Being an England fan at the latter stages of World Cup finals is akin to staring in through the window of a party you weren’t invited to. You can see all the fun being had by everybody there, and you can see all the talent on display and it makes you wonder “What is it that they have, that we don’t?”
With regards to England, it is a question that has been asked time and time again following multiple failures at major international tournaments. Enquiries are always held, the spotlight is always shone in many different directions and the same old questions are churned out over and over in the hope of one day finding a solution to the perennial problem. Who is to blame? How do we change things? Who has to go? Who can stay? Is the Premier League to blame?
Somewhat peculiarly, despite England crashing out so early at the World Cup this summer, I genuinely believe that there were far more positives to come out of it than at some of the previous tournaments in which England have managed to somehow drag themselves through to quarter-finals.
The two games that England lost were incredibly close, and could have gone either way.
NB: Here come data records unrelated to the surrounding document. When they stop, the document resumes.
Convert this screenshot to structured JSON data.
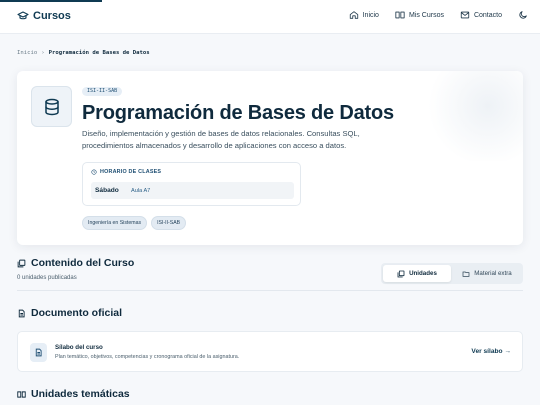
{
  "header": {
    "brand": "Cursos",
    "nav": [
      {
        "label": "Inicio",
        "icon": "home-icon"
      },
      {
        "label": "Mis Cursos",
        "icon": "book-open-icon"
      },
      {
        "label": "Contacto",
        "icon": "mail-icon"
      }
    ],
    "theme_icon": "moon-icon"
  },
  "breadcrumb": {
    "home": "Inicio",
    "separator": "›",
    "current": "Programación de Bases de Datos"
  },
  "course": {
    "code": "ISI-II-SAB",
    "title": "Programación de Bases de Datos",
    "description": "Diseño, implementación y gestión de bases de datos relacionales. Consultas SQL, procedimientos almacenados y desarrollo de aplicaciones con acceso a datos.",
    "icon": "database-icon",
    "schedule": {
      "heading": "HORARIO DE CLASES",
      "day": "Sábado",
      "room": "Aula A7"
    },
    "tags": [
      "Ingeniería en Sistemas",
      "ISI-II-SAB"
    ]
  },
  "content": {
    "title": "Contenido del Curso",
    "published": "0 unidades publicadas",
    "tabs": [
      {
        "label": "Unidades",
        "active": true,
        "icon": "layers-icon"
      },
      {
        "label": "Material extra",
        "active": false,
        "icon": "folder-icon"
      }
    ]
  },
  "official_doc": {
    "title": "Documento oficial",
    "card_title": "Sílabo del curso",
    "card_desc": "Plan temático, objetivos, competencias y cronograma oficial de la asignatura.",
    "link": "Ver sílabo →"
  },
  "units": {
    "title": "Unidades temáticas"
  },
  "colors": {
    "primary": "#0f3a52",
    "background": "#f6f8fb",
    "pill": "#e6eef6"
  }
}
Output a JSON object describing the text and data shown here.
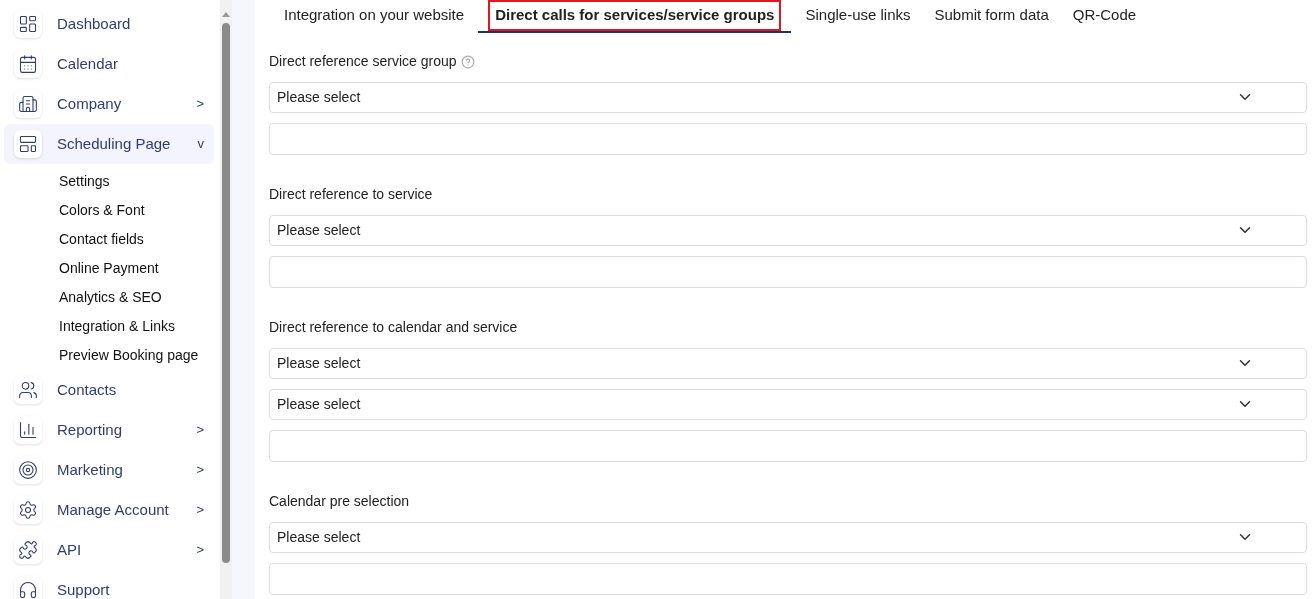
{
  "sidebar": {
    "items": [
      {
        "label": "Dashboard",
        "selected": false
      },
      {
        "label": "Calendar",
        "selected": false
      },
      {
        "label": "Company",
        "chevron": ">",
        "selected": false
      },
      {
        "label": "Scheduling Page",
        "chevron": "v",
        "selected": true,
        "children": [
          {
            "label": "Settings"
          },
          {
            "label": "Colors & Font"
          },
          {
            "label": "Contact fields"
          },
          {
            "label": "Online Payment"
          },
          {
            "label": "Analytics & SEO"
          },
          {
            "label": "Integration & Links"
          },
          {
            "label": "Preview Booking page"
          }
        ]
      },
      {
        "label": "Contacts",
        "selected": false
      },
      {
        "label": "Reporting",
        "chevron": ">",
        "selected": false
      },
      {
        "label": "Marketing",
        "chevron": ">",
        "selected": false
      },
      {
        "label": "Manage Account",
        "chevron": ">",
        "selected": false
      },
      {
        "label": "API",
        "chevron": ">",
        "selected": false
      },
      {
        "label": "Support",
        "selected": false
      }
    ]
  },
  "tabs": [
    {
      "label": "Integration on your website",
      "selected": false
    },
    {
      "label": "Direct calls for services/service groups",
      "selected": true
    },
    {
      "label": "Single-use links",
      "selected": false
    },
    {
      "label": "Submit form data",
      "selected": false
    },
    {
      "label": "QR-Code",
      "selected": false
    }
  ],
  "sections": [
    {
      "label": "Direct reference service group",
      "help": true,
      "fields": [
        {
          "kind": "select",
          "value": "Please select"
        },
        {
          "kind": "text"
        }
      ]
    },
    {
      "label": "Direct reference to service",
      "help": false,
      "fields": [
        {
          "kind": "select",
          "value": "Please select"
        },
        {
          "kind": "text"
        }
      ]
    },
    {
      "label": "Direct reference to calendar and service",
      "help": false,
      "fields": [
        {
          "kind": "select",
          "value": "Please select"
        },
        {
          "kind": "select",
          "value": "Please select"
        },
        {
          "kind": "text"
        }
      ]
    },
    {
      "label": "Calendar pre selection",
      "help": false,
      "fields": [
        {
          "kind": "select",
          "value": "Please select"
        },
        {
          "kind": "text"
        }
      ]
    }
  ]
}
Unlike in South Africa four years earlier, when England were utterly outclassed against Germany, or two years later when they were subjected to a footballing master class by Andrea Pirlo but somehow managed to cling on for penalties, there was no gulf in class this time around. In fact, against both Italy and Uruguay, England were the better side for long periods of the game. That is a moot point now I know, as England lost two games and finished bottom of the group, but there were positives to be drawn.
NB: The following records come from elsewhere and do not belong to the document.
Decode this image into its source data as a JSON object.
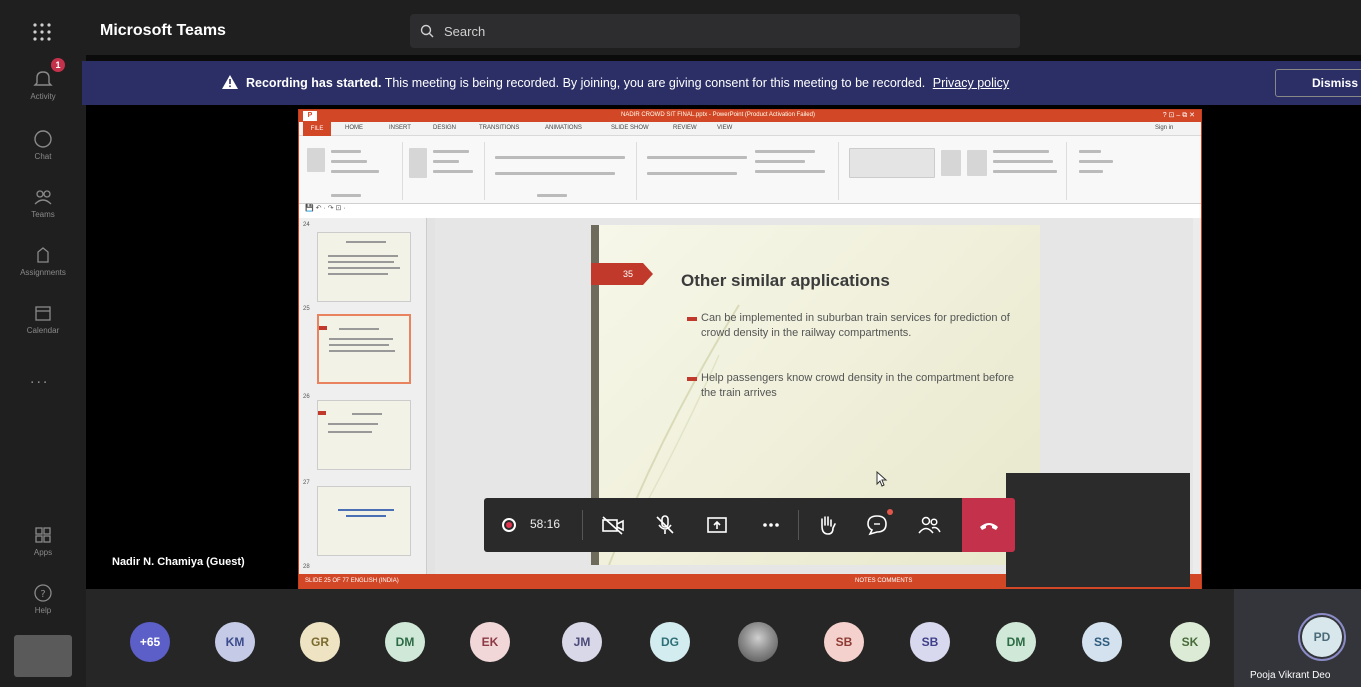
{
  "app": {
    "title": "Microsoft Teams"
  },
  "search": {
    "placeholder": "Search"
  },
  "rail": {
    "items": [
      {
        "label": "Activity",
        "icon": "bell-icon"
      },
      {
        "label": "Chat",
        "icon": "chat-icon"
      },
      {
        "label": "Teams",
        "icon": "teams-icon"
      },
      {
        "label": "Assignments",
        "icon": "assignments-icon"
      },
      {
        "label": "Calendar",
        "icon": "calendar-icon"
      },
      {
        "label": "Apps",
        "icon": "apps-icon"
      },
      {
        "label": "Help",
        "icon": "help-icon"
      }
    ],
    "activity_badge": "1",
    "more_label": "..."
  },
  "banner": {
    "bold": "Recording has started.",
    "text": "This meeting is being recorded. By joining, you are giving consent for this meeting to be recorded.",
    "link": "Privacy policy",
    "dismiss": "Dismiss"
  },
  "stage": {
    "presenter_name": "Nadir N. Chamiya (Guest)"
  },
  "ppt": {
    "window_title": "NADIR CROWD SIT FINAL.pptx - PowerPoint (Product Activation Failed)",
    "tabs": [
      "FILE",
      "HOME",
      "INSERT",
      "DESIGN",
      "TRANSITIONS",
      "ANIMATIONS",
      "SLIDE SHOW",
      "REVIEW",
      "VIEW"
    ],
    "sign_in": "Sign in",
    "window_controls": "? ⊡ – ⧉ ✕",
    "thumb_numbers": [
      "24",
      "25",
      "26",
      "27",
      "28"
    ],
    "status_left": "SLIDE 25 OF 77    ENGLISH (INDIA)",
    "status_right": "NOTES    COMMENTS"
  },
  "slide": {
    "number": "35",
    "title": "Other similar applications",
    "bullets": [
      "Can be implemented in suburban train services for prediction of crowd density in the railway compartments.",
      "Help passengers know crowd density in the compartment before the train arrives"
    ]
  },
  "controls": {
    "timer": "58:16",
    "icons": [
      "record-icon",
      "camera-off-icon",
      "mic-off-icon",
      "share-screen-icon",
      "more-icon",
      "raise-hand-icon",
      "chat-icon",
      "participants-icon",
      "hang-up-icon"
    ]
  },
  "participants": [
    {
      "initials": "+65",
      "bg": "#5b5fc7",
      "fg": "#ffffff"
    },
    {
      "initials": "KM",
      "bg": "#c5cbe6",
      "fg": "#3a4b8c"
    },
    {
      "initials": "GR",
      "bg": "#eee3c2",
      "fg": "#7a6a2e"
    },
    {
      "initials": "DM",
      "bg": "#cfe8d8",
      "fg": "#2d6b45"
    },
    {
      "initials": "EK",
      "bg": "#f2d7d9",
      "fg": "#8c3a44"
    },
    {
      "initials": "JM",
      "bg": "#d9d8e8",
      "fg": "#4c4a78"
    },
    {
      "initials": "DG",
      "bg": "#d3ecef",
      "fg": "#2f6f78"
    },
    {
      "initials": "",
      "bg": "photo",
      "fg": "#ffffff"
    },
    {
      "initials": "SB",
      "bg": "#f5d1cd",
      "fg": "#8e3b33"
    },
    {
      "initials": "SB",
      "bg": "#d8d8ee",
      "fg": "#40408a"
    },
    {
      "initials": "DM",
      "bg": "#cfe8d8",
      "fg": "#2d6b45"
    },
    {
      "initials": "SS",
      "bg": "#d3e2ee",
      "fg": "#2e5a7e"
    },
    {
      "initials": "SK",
      "bg": "#dcebd6",
      "fg": "#486b3a"
    }
  ],
  "pinned": {
    "initials": "PD",
    "name": "Pooja Vikrant Deo"
  }
}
Firstly, Roy Hodgson had boldly gone with the younger players who had just completed such good seasons for their club sides. Nobody in their right minds would have said at the start of the 2013-14 Premier League season that Raheem Sterling, Jordan Henderson and Daniel Sturridge would have started for England in Manaus.
In years gone by, England managers have been guilty of picking players on reputation rather than form, which is why the same old players were always seemingly selected. Hodgson deserves a lot of credit for shaking things up a little.
The early interchange between the forward players, particularly Sterling, Sturridge and Danny Welbeck was at times beautiful to behold. They ran out of steam in the end, but the way they played was something we hadn’t seen in an England shirt for many a year, and it was a welcome breath of fresh air. England were actually playing football that was pleasing on the eye, and there were enough signs at least to see that there is much promise in that particular department. Again, Hodgson has to take credit for that.